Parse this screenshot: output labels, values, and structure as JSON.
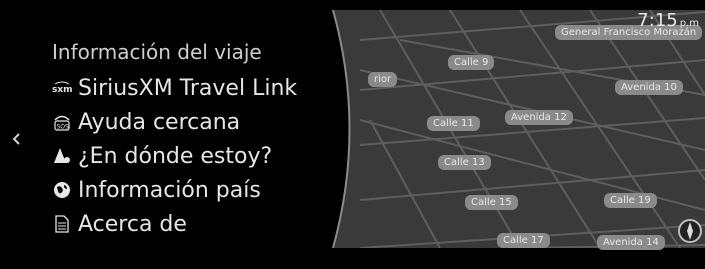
{
  "clock": {
    "time": "7:15",
    "ampm": "p.m"
  },
  "menu": {
    "title": "Información del viaje",
    "items": [
      {
        "label": "SiriusXM Travel Link",
        "icon": "sxm-icon"
      },
      {
        "label": "Ayuda cercana",
        "icon": "sos-icon"
      },
      {
        "label": "¿En dónde estoy?",
        "icon": "location-pin-icon"
      },
      {
        "label": "Información país",
        "icon": "globe-icon"
      },
      {
        "label": "Acerca de",
        "icon": "document-icon"
      }
    ]
  },
  "map": {
    "labels": [
      "General Francisco Morazán",
      "Calle 9",
      "rior",
      "Avenida 10",
      "Avenida 12",
      "Calle 11",
      "Calle 13",
      "Calle 15",
      "Calle 19",
      "Calle 17",
      "Avenida 14"
    ]
  },
  "colors": {
    "background": "#000000",
    "map_fill": "#3b3b3b",
    "road": "#595959",
    "text": "#e6e6e6"
  }
}
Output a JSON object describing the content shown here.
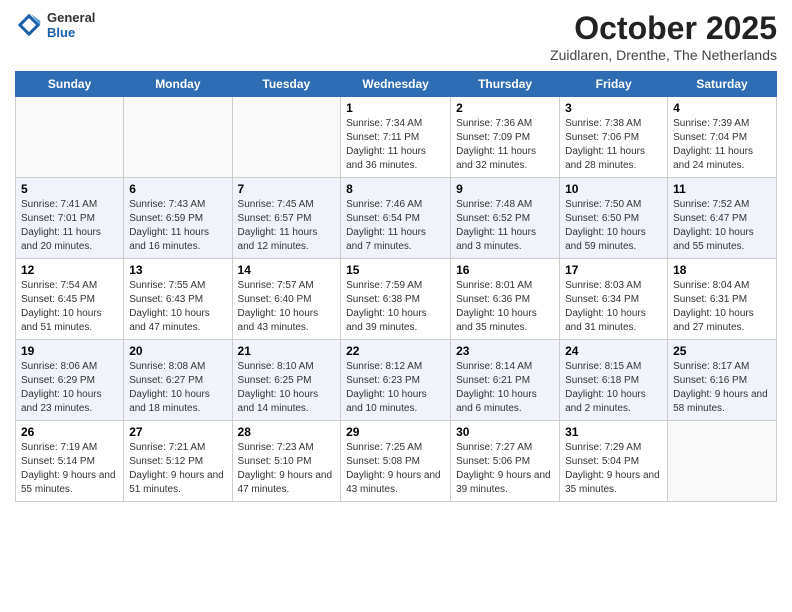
{
  "header": {
    "logo_general": "General",
    "logo_blue": "Blue",
    "month_year": "October 2025",
    "location": "Zuidlaren, Drenthe, The Netherlands"
  },
  "days_of_week": [
    "Sunday",
    "Monday",
    "Tuesday",
    "Wednesday",
    "Thursday",
    "Friday",
    "Saturday"
  ],
  "weeks": [
    [
      {
        "day": "",
        "info": ""
      },
      {
        "day": "",
        "info": ""
      },
      {
        "day": "",
        "info": ""
      },
      {
        "day": "1",
        "info": "Sunrise: 7:34 AM\nSunset: 7:11 PM\nDaylight: 11 hours and 36 minutes."
      },
      {
        "day": "2",
        "info": "Sunrise: 7:36 AM\nSunset: 7:09 PM\nDaylight: 11 hours and 32 minutes."
      },
      {
        "day": "3",
        "info": "Sunrise: 7:38 AM\nSunset: 7:06 PM\nDaylight: 11 hours and 28 minutes."
      },
      {
        "day": "4",
        "info": "Sunrise: 7:39 AM\nSunset: 7:04 PM\nDaylight: 11 hours and 24 minutes."
      }
    ],
    [
      {
        "day": "5",
        "info": "Sunrise: 7:41 AM\nSunset: 7:01 PM\nDaylight: 11 hours and 20 minutes."
      },
      {
        "day": "6",
        "info": "Sunrise: 7:43 AM\nSunset: 6:59 PM\nDaylight: 11 hours and 16 minutes."
      },
      {
        "day": "7",
        "info": "Sunrise: 7:45 AM\nSunset: 6:57 PM\nDaylight: 11 hours and 12 minutes."
      },
      {
        "day": "8",
        "info": "Sunrise: 7:46 AM\nSunset: 6:54 PM\nDaylight: 11 hours and 7 minutes."
      },
      {
        "day": "9",
        "info": "Sunrise: 7:48 AM\nSunset: 6:52 PM\nDaylight: 11 hours and 3 minutes."
      },
      {
        "day": "10",
        "info": "Sunrise: 7:50 AM\nSunset: 6:50 PM\nDaylight: 10 hours and 59 minutes."
      },
      {
        "day": "11",
        "info": "Sunrise: 7:52 AM\nSunset: 6:47 PM\nDaylight: 10 hours and 55 minutes."
      }
    ],
    [
      {
        "day": "12",
        "info": "Sunrise: 7:54 AM\nSunset: 6:45 PM\nDaylight: 10 hours and 51 minutes."
      },
      {
        "day": "13",
        "info": "Sunrise: 7:55 AM\nSunset: 6:43 PM\nDaylight: 10 hours and 47 minutes."
      },
      {
        "day": "14",
        "info": "Sunrise: 7:57 AM\nSunset: 6:40 PM\nDaylight: 10 hours and 43 minutes."
      },
      {
        "day": "15",
        "info": "Sunrise: 7:59 AM\nSunset: 6:38 PM\nDaylight: 10 hours and 39 minutes."
      },
      {
        "day": "16",
        "info": "Sunrise: 8:01 AM\nSunset: 6:36 PM\nDaylight: 10 hours and 35 minutes."
      },
      {
        "day": "17",
        "info": "Sunrise: 8:03 AM\nSunset: 6:34 PM\nDaylight: 10 hours and 31 minutes."
      },
      {
        "day": "18",
        "info": "Sunrise: 8:04 AM\nSunset: 6:31 PM\nDaylight: 10 hours and 27 minutes."
      }
    ],
    [
      {
        "day": "19",
        "info": "Sunrise: 8:06 AM\nSunset: 6:29 PM\nDaylight: 10 hours and 23 minutes."
      },
      {
        "day": "20",
        "info": "Sunrise: 8:08 AM\nSunset: 6:27 PM\nDaylight: 10 hours and 18 minutes."
      },
      {
        "day": "21",
        "info": "Sunrise: 8:10 AM\nSunset: 6:25 PM\nDaylight: 10 hours and 14 minutes."
      },
      {
        "day": "22",
        "info": "Sunrise: 8:12 AM\nSunset: 6:23 PM\nDaylight: 10 hours and 10 minutes."
      },
      {
        "day": "23",
        "info": "Sunrise: 8:14 AM\nSunset: 6:21 PM\nDaylight: 10 hours and 6 minutes."
      },
      {
        "day": "24",
        "info": "Sunrise: 8:15 AM\nSunset: 6:18 PM\nDaylight: 10 hours and 2 minutes."
      },
      {
        "day": "25",
        "info": "Sunrise: 8:17 AM\nSunset: 6:16 PM\nDaylight: 9 hours and 58 minutes."
      }
    ],
    [
      {
        "day": "26",
        "info": "Sunrise: 7:19 AM\nSunset: 5:14 PM\nDaylight: 9 hours and 55 minutes."
      },
      {
        "day": "27",
        "info": "Sunrise: 7:21 AM\nSunset: 5:12 PM\nDaylight: 9 hours and 51 minutes."
      },
      {
        "day": "28",
        "info": "Sunrise: 7:23 AM\nSunset: 5:10 PM\nDaylight: 9 hours and 47 minutes."
      },
      {
        "day": "29",
        "info": "Sunrise: 7:25 AM\nSunset: 5:08 PM\nDaylight: 9 hours and 43 minutes."
      },
      {
        "day": "30",
        "info": "Sunrise: 7:27 AM\nSunset: 5:06 PM\nDaylight: 9 hours and 39 minutes."
      },
      {
        "day": "31",
        "info": "Sunrise: 7:29 AM\nSunset: 5:04 PM\nDaylight: 9 hours and 35 minutes."
      },
      {
        "day": "",
        "info": ""
      }
    ]
  ]
}
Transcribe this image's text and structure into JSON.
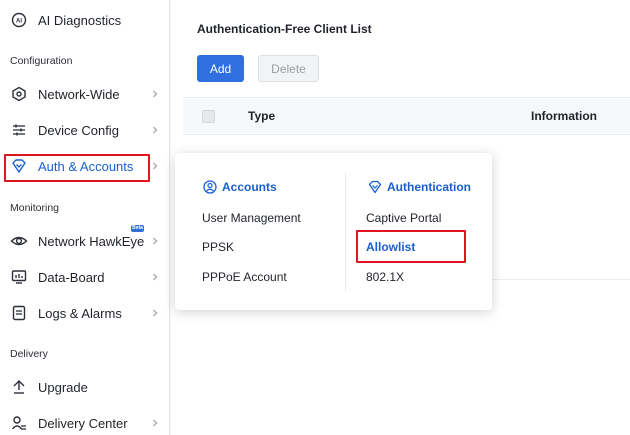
{
  "sidebar": {
    "items": [
      {
        "label": "AI Diagnostics",
        "icon": "ai-diagnostics-icon"
      },
      {
        "label": "Network-Wide",
        "icon": "network-wide-icon"
      },
      {
        "label": "Device Config",
        "icon": "sliders-icon"
      },
      {
        "label": "Auth & Accounts",
        "icon": "shield-heart-icon"
      },
      {
        "label": "Network HawkEye",
        "icon": "eye-icon"
      },
      {
        "label": "Data-Board",
        "icon": "monitor-chart-icon"
      },
      {
        "label": "Logs & Alarms",
        "icon": "log-icon"
      },
      {
        "label": "Upgrade",
        "icon": "upgrade-icon"
      },
      {
        "label": "Delivery Center",
        "icon": "delivery-icon"
      }
    ],
    "sections": {
      "configuration": "Configuration",
      "monitoring": "Monitoring",
      "delivery": "Delivery"
    },
    "beta_badge": "Beta",
    "active_item": "Auth & Accounts"
  },
  "main": {
    "title": "Authentication-Free Client List",
    "add_label": "Add",
    "delete_label": "Delete",
    "columns": [
      "Type",
      "Information"
    ]
  },
  "popover": {
    "accounts": {
      "heading": "Accounts",
      "items": [
        "User Management",
        "PPSK",
        "PPPoE Account"
      ]
    },
    "authentication": {
      "heading": "Authentication",
      "items": [
        "Captive Portal",
        "Allowlist",
        "802.1X"
      ],
      "active": "Allowlist"
    }
  },
  "colors": {
    "accent": "#2f6fe0",
    "highlight": "#e0141e",
    "active_text": "#1a5fd1"
  }
}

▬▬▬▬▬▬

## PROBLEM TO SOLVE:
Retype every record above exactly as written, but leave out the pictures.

## SOLUTION:
Parse this screenshot: output labels, values, and structure as JSON.
{
  "clock": {
    "time": "7:15",
    "ampm": "p.m"
  },
  "menu": {
    "title": "Información del viaje",
    "items": [
      {
        "label": "SiriusXM Travel Link",
        "icon": "sxm-icon"
      },
      {
        "label": "Ayuda cercana",
        "icon": "sos-icon"
      },
      {
        "label": "¿En dónde estoy?",
        "icon": "location-pin-icon"
      },
      {
        "label": "Información país",
        "icon": "globe-icon"
      },
      {
        "label": "Acerca de",
        "icon": "document-icon"
      }
    ]
  },
  "map": {
    "labels": [
      "General Francisco Morazán",
      "Calle 9",
      "rior",
      "Avenida 10",
      "Avenida 12",
      "Calle 11",
      "Calle 13",
      "Calle 15",
      "Calle 19",
      "Calle 17",
      "Avenida 14"
    ]
  },
  "colors": {
    "background": "#000000",
    "map_fill": "#3b3b3b",
    "road": "#595959",
    "text": "#e6e6e6"
  }
}
Output a JSON object describing the content shown here.
{
  "header": {
    "logo_general": "General",
    "logo_blue": "Blue",
    "month_year": "October 2025",
    "location": "Zuidlaren, Drenthe, The Netherlands"
  },
  "days_of_week": [
    "Sunday",
    "Monday",
    "Tuesday",
    "Wednesday",
    "Thursday",
    "Friday",
    "Saturday"
  ],
  "weeks": [
    [
      {
        "day": "",
        "info": ""
      },
      {
        "day": "",
        "info": ""
      },
      {
        "day": "",
        "info": ""
      },
      {
        "day": "1",
        "info": "Sunrise: 7:34 AM\nSunset: 7:11 PM\nDaylight: 11 hours and 36 minutes."
      },
      {
        "day": "2",
        "info": "Sunrise: 7:36 AM\nSunset: 7:09 PM\nDaylight: 11 hours and 32 minutes."
      },
      {
        "day": "3",
        "info": "Sunrise: 7:38 AM\nSunset: 7:06 PM\nDaylight: 11 hours and 28 minutes."
      },
      {
        "day": "4",
        "info": "Sunrise: 7:39 AM\nSunset: 7:04 PM\nDaylight: 11 hours and 24 minutes."
      }
    ],
    [
      {
        "day": "5",
        "info": "Sunrise: 7:41 AM\nSunset: 7:01 PM\nDaylight: 11 hours and 20 minutes."
      },
      {
        "day": "6",
        "info": "Sunrise: 7:43 AM\nSunset: 6:59 PM\nDaylight: 11 hours and 16 minutes."
      },
      {
        "day": "7",
        "info": "Sunrise: 7:45 AM\nSunset: 6:57 PM\nDaylight: 11 hours and 12 minutes."
      },
      {
        "day": "8",
        "info": "Sunrise: 7:46 AM\nSunset: 6:54 PM\nDaylight: 11 hours and 7 minutes."
      },
      {
        "day": "9",
        "info": "Sunrise: 7:48 AM\nSunset: 6:52 PM\nDaylight: 11 hours and 3 minutes."
      },
      {
        "day": "10",
        "info": "Sunrise: 7:50 AM\nSunset: 6:50 PM\nDaylight: 10 hours and 59 minutes."
      },
      {
        "day": "11",
        "info": "Sunrise: 7:52 AM\nSunset: 6:47 PM\nDaylight: 10 hours and 55 minutes."
      }
    ],
    [
      {
        "day": "12",
        "info": "Sunrise: 7:54 AM\nSunset: 6:45 PM\nDaylight: 10 hours and 51 minutes."
      },
      {
        "day": "13",
        "info": "Sunrise: 7:55 AM\nSunset: 6:43 PM\nDaylight: 10 hours and 47 minutes."
      },
      {
        "day": "14",
        "info": "Sunrise: 7:57 AM\nSunset: 6:40 PM\nDaylight: 10 hours and 43 minutes."
      },
      {
        "day": "15",
        "info": "Sunrise: 7:59 AM\nSunset: 6:38 PM\nDaylight: 10 hours and 39 minutes."
      },
      {
        "day": "16",
        "info": "Sunrise: 8:01 AM\nSunset: 6:36 PM\nDaylight: 10 hours and 35 minutes."
      },
      {
        "day": "17",
        "info": "Sunrise: 8:03 AM\nSunset: 6:34 PM\nDaylight: 10 hours and 31 minutes."
      },
      {
        "day": "18",
        "info": "Sunrise: 8:04 AM\nSunset: 6:31 PM\nDaylight: 10 hours and 27 minutes."
      }
    ],
    [
      {
        "day": "19",
        "info": "Sunrise: 8:06 AM\nSunset: 6:29 PM\nDaylight: 10 hours and 23 minutes."
      },
      {
        "day": "20",
        "info": "Sunrise: 8:08 AM\nSunset: 6:27 PM\nDaylight: 10 hours and 18 minutes."
      },
      {
        "day": "21",
        "info": "Sunrise: 8:10 AM\nSunset: 6:25 PM\nDaylight: 10 hours and 14 minutes."
      },
      {
        "day": "22",
        "info": "Sunrise: 8:12 AM\nSunset: 6:23 PM\nDaylight: 10 hours and 10 minutes."
      },
      {
        "day": "23",
        "info": "Sunrise: 8:14 AM\nSunset: 6:21 PM\nDaylight: 10 hours and 6 minutes."
      },
      {
        "day": "24",
        "info": "Sunrise: 8:15 AM\nSunset: 6:18 PM\nDaylight: 10 hours and 2 minutes."
      },
      {
        "day": "25",
        "info": "Sunrise: 8:17 AM\nSunset: 6:16 PM\nDaylight: 9 hours and 58 minutes."
      }
    ],
    [
      {
        "day": "26",
        "info": "Sunrise: 7:19 AM\nSunset: 5:14 PM\nDaylight: 9 hours and 55 minutes."
      },
      {
        "day": "27",
        "info": "Sunrise: 7:21 AM\nSunset: 5:12 PM\nDaylight: 9 hours and 51 minutes."
      },
      {
        "day": "28",
        "info": "Sunrise: 7:23 AM\nSunset: 5:10 PM\nDaylight: 9 hours and 47 minutes."
      },
      {
        "day": "29",
        "info": "Sunrise: 7:25 AM\nSunset: 5:08 PM\nDaylight: 9 hours and 43 minutes."
      },
      {
        "day": "30",
        "info": "Sunrise: 7:27 AM\nSunset: 5:06 PM\nDaylight: 9 hours and 39 minutes."
      },
      {
        "day": "31",
        "info": "Sunrise: 7:29 AM\nSunset: 5:04 PM\nDaylight: 9 hours and 35 minutes."
      },
      {
        "day": "",
        "info": ""
      }
    ]
  ]
}
Transcribe this image's text and structure into JSON.
{
  "sidebar": {
    "items": [
      {
        "label": "AI Diagnostics",
        "icon": "ai-diagnostics-icon"
      },
      {
        "label": "Network-Wide",
        "icon": "network-wide-icon"
      },
      {
        "label": "Device Config",
        "icon": "sliders-icon"
      },
      {
        "label": "Auth & Accounts",
        "icon": "shield-heart-icon"
      },
      {
        "label": "Network HawkEye",
        "icon": "eye-icon"
      },
      {
        "label": "Data-Board",
        "icon": "monitor-chart-icon"
      },
      {
        "label": "Logs & Alarms",
        "icon": "log-icon"
      },
      {
        "label": "Upgrade",
        "icon": "upgrade-icon"
      },
      {
        "label": "Delivery Center",
        "icon": "delivery-icon"
      }
    ],
    "sections": {
      "configuration": "Configuration",
      "monitoring": "Monitoring",
      "delivery": "Delivery"
    },
    "beta_badge": "Beta",
    "active_item": "Auth & Accounts"
  },
  "main": {
    "title": "Authentication-Free Client List",
    "add_label": "Add",
    "delete_label": "Delete",
    "columns": [
      "Type",
      "Information"
    ]
  },
  "popover": {
    "accounts": {
      "heading": "Accounts",
      "items": [
        "User Management",
        "PPSK",
        "PPPoE Account"
      ]
    },
    "authentication": {
      "heading": "Authentication",
      "items": [
        "Captive Portal",
        "Allowlist",
        "802.1X"
      ],
      "active": "Allowlist"
    }
  },
  "colors": {
    "accent": "#2f6fe0",
    "highlight": "#e0141e",
    "active_text": "#1a5fd1"
  }
}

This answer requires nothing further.